Assignment:
Repeat all of the data word for word so that only the pictures are missing from the copy.

Data to use START

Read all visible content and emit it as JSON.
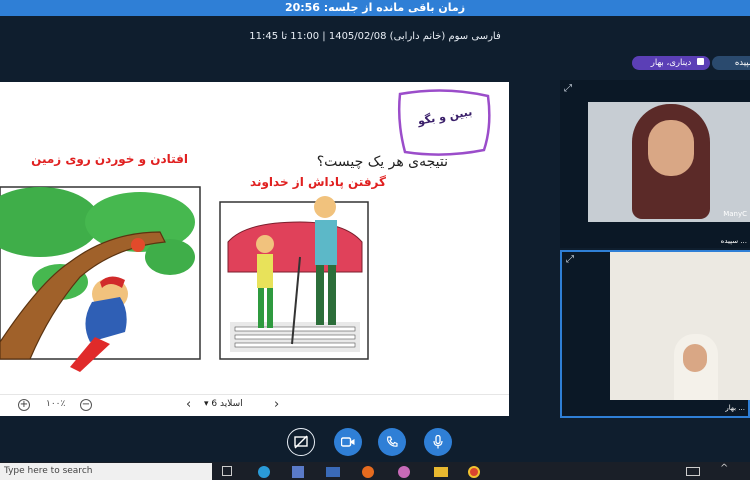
{
  "banner": {
    "text": "زمان باقی مانده از جلسه: 20:56"
  },
  "session": {
    "info": "فارسی سوم (خانم دارابی) 1405/02/08 | 11:00 تا 11:45"
  },
  "participants_tags": [
    {
      "label": "سپیده",
      "color": "#2a4a6e"
    },
    {
      "label": "دیناری، بهار",
      "color": "#5b3fb6"
    }
  ],
  "slide": {
    "badge": "ببین و بگو",
    "question": "نتیجه‌ی هر یک چیست؟",
    "caption_left": "افتادن و خوردن روی زمین",
    "caption_right": "گرفتن پاداش از خداوند"
  },
  "slide_toolbar": {
    "slide_label": "اسلاید 6",
    "zoom": "۱۰۰٪"
  },
  "video": {
    "teacher_name": "... سپیده",
    "teacher_watermark": "ManyC",
    "student_name": "... بهار"
  },
  "controls": {
    "share": "share-off-icon",
    "camera": "camera-icon",
    "phone": "phone-icon",
    "mic": "mic-icon",
    "accent": "#2f7fd6"
  },
  "taskbar": {
    "search_placeholder": "Type here to search"
  }
}
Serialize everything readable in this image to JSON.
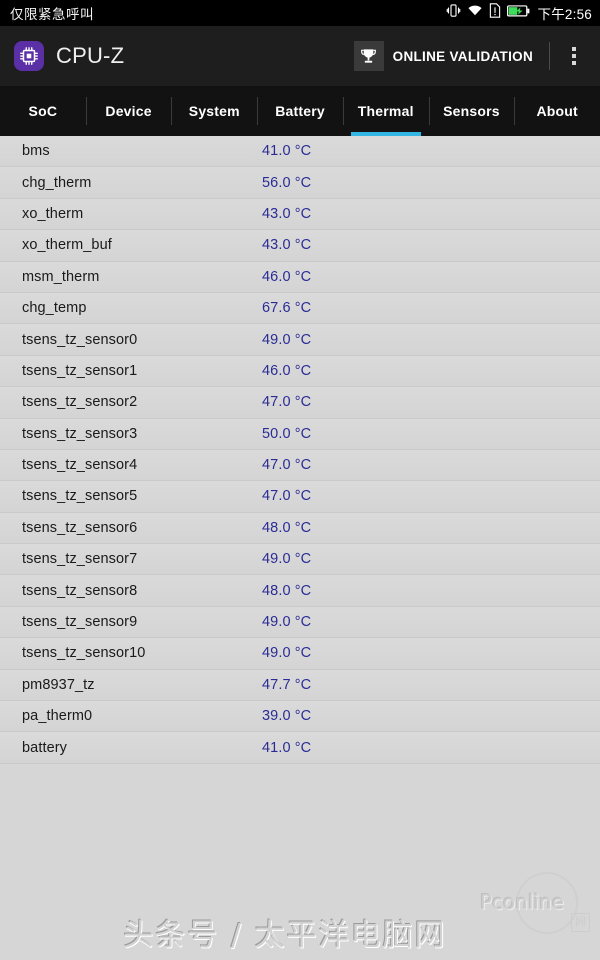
{
  "statusbar": {
    "carrier_text": "仅限紧急呼叫",
    "time": "下午2:56",
    "icons": [
      "vibrate-icon",
      "wifi-icon",
      "sim-alert-icon",
      "battery-charging-icon"
    ]
  },
  "appbar": {
    "app_icon": "cpu-chip-icon",
    "title": "CPU-Z",
    "validation_icon": "trophy-icon",
    "validation_label": "ONLINE VALIDATION",
    "overflow_icon": "more-vertical-icon"
  },
  "tabs": {
    "active_index": 4,
    "accent_color": "#34b6e4",
    "items": [
      {
        "label": "SoC"
      },
      {
        "label": "Device"
      },
      {
        "label": "System"
      },
      {
        "label": "Battery"
      },
      {
        "label": "Thermal"
      },
      {
        "label": "Sensors"
      },
      {
        "label": "About"
      }
    ]
  },
  "thermal": {
    "value_color": "#2b2b96",
    "rows": [
      {
        "name": "bms",
        "value": "41.0 °C"
      },
      {
        "name": "chg_therm",
        "value": "56.0 °C"
      },
      {
        "name": "xo_therm",
        "value": "43.0 °C"
      },
      {
        "name": "xo_therm_buf",
        "value": "43.0 °C"
      },
      {
        "name": "msm_therm",
        "value": "46.0 °C"
      },
      {
        "name": "chg_temp",
        "value": "67.6 °C"
      },
      {
        "name": "tsens_tz_sensor0",
        "value": "49.0 °C"
      },
      {
        "name": "tsens_tz_sensor1",
        "value": "46.0 °C"
      },
      {
        "name": "tsens_tz_sensor2",
        "value": "47.0 °C"
      },
      {
        "name": "tsens_tz_sensor3",
        "value": "50.0 °C"
      },
      {
        "name": "tsens_tz_sensor4",
        "value": "47.0 °C"
      },
      {
        "name": "tsens_tz_sensor5",
        "value": "47.0 °C"
      },
      {
        "name": "tsens_tz_sensor6",
        "value": "48.0 °C"
      },
      {
        "name": "tsens_tz_sensor7",
        "value": "49.0 °C"
      },
      {
        "name": "tsens_tz_sensor8",
        "value": "48.0 °C"
      },
      {
        "name": "tsens_tz_sensor9",
        "value": "49.0 °C"
      },
      {
        "name": "tsens_tz_sensor10",
        "value": "49.0 °C"
      },
      {
        "name": "pm8937_tz",
        "value": "47.7 °C"
      },
      {
        "name": "pa_therm0",
        "value": "39.0 °C"
      },
      {
        "name": "battery",
        "value": "41.0 °C"
      }
    ]
  },
  "watermark": {
    "text": "头条号 / 太平洋电脑网",
    "logo_text": "Pconline",
    "logo_badge": "网"
  }
}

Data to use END

Answer box:
Read all visible content and emit it as JSON.
{
  "banner": {
    "text": "زمان باقی مانده از جلسه: 20:56"
  },
  "session": {
    "info": "فارسی سوم (خانم دارابی) 1405/02/08 | 11:00 تا 11:45"
  },
  "participants_tags": [
    {
      "label": "سپیده",
      "color": "#2a4a6e"
    },
    {
      "label": "دیناری، بهار",
      "color": "#5b3fb6"
    }
  ],
  "slide": {
    "badge": "ببین و بگو",
    "question": "نتیجه‌ی هر یک چیست؟",
    "caption_left": "افتادن و خوردن روی زمین",
    "caption_right": "گرفتن پاداش از خداوند"
  },
  "slide_toolbar": {
    "slide_label": "اسلاید 6",
    "zoom": "۱۰۰٪"
  },
  "video": {
    "teacher_name": "... سپیده",
    "teacher_watermark": "ManyC",
    "student_name": "... بهار"
  },
  "controls": {
    "share": "share-off-icon",
    "camera": "camera-icon",
    "phone": "phone-icon",
    "mic": "mic-icon",
    "accent": "#2f7fd6"
  },
  "taskbar": {
    "search_placeholder": "Type here to search"
  }
}
Serialize everything readable in this image to JSON.
{
  "statusbar": {
    "carrier_text": "仅限紧急呼叫",
    "time": "下午2:56",
    "icons": [
      "vibrate-icon",
      "wifi-icon",
      "sim-alert-icon",
      "battery-charging-icon"
    ]
  },
  "appbar": {
    "app_icon": "cpu-chip-icon",
    "title": "CPU-Z",
    "validation_icon": "trophy-icon",
    "validation_label": "ONLINE VALIDATION",
    "overflow_icon": "more-vertical-icon"
  },
  "tabs": {
    "active_index": 4,
    "accent_color": "#34b6e4",
    "items": [
      {
        "label": "SoC"
      },
      {
        "label": "Device"
      },
      {
        "label": "System"
      },
      {
        "label": "Battery"
      },
      {
        "label": "Thermal"
      },
      {
        "label": "Sensors"
      },
      {
        "label": "About"
      }
    ]
  },
  "thermal": {
    "value_color": "#2b2b96",
    "rows": [
      {
        "name": "bms",
        "value": "41.0 °C"
      },
      {
        "name": "chg_therm",
        "value": "56.0 °C"
      },
      {
        "name": "xo_therm",
        "value": "43.0 °C"
      },
      {
        "name": "xo_therm_buf",
        "value": "43.0 °C"
      },
      {
        "name": "msm_therm",
        "value": "46.0 °C"
      },
      {
        "name": "chg_temp",
        "value": "67.6 °C"
      },
      {
        "name": "tsens_tz_sensor0",
        "value": "49.0 °C"
      },
      {
        "name": "tsens_tz_sensor1",
        "value": "46.0 °C"
      },
      {
        "name": "tsens_tz_sensor2",
        "value": "47.0 °C"
      },
      {
        "name": "tsens_tz_sensor3",
        "value": "50.0 °C"
      },
      {
        "name": "tsens_tz_sensor4",
        "value": "47.0 °C"
      },
      {
        "name": "tsens_tz_sensor5",
        "value": "47.0 °C"
      },
      {
        "name": "tsens_tz_sensor6",
        "value": "48.0 °C"
      },
      {
        "name": "tsens_tz_sensor7",
        "value": "49.0 °C"
      },
      {
        "name": "tsens_tz_sensor8",
        "value": "48.0 °C"
      },
      {
        "name": "tsens_tz_sensor9",
        "value": "49.0 °C"
      },
      {
        "name": "tsens_tz_sensor10",
        "value": "49.0 °C"
      },
      {
        "name": "pm8937_tz",
        "value": "47.7 °C"
      },
      {
        "name": "pa_therm0",
        "value": "39.0 °C"
      },
      {
        "name": "battery",
        "value": "41.0 °C"
      }
    ]
  },
  "watermark": {
    "text": "头条号 / 太平洋电脑网",
    "logo_text": "Pconline",
    "logo_badge": "网"
  }
}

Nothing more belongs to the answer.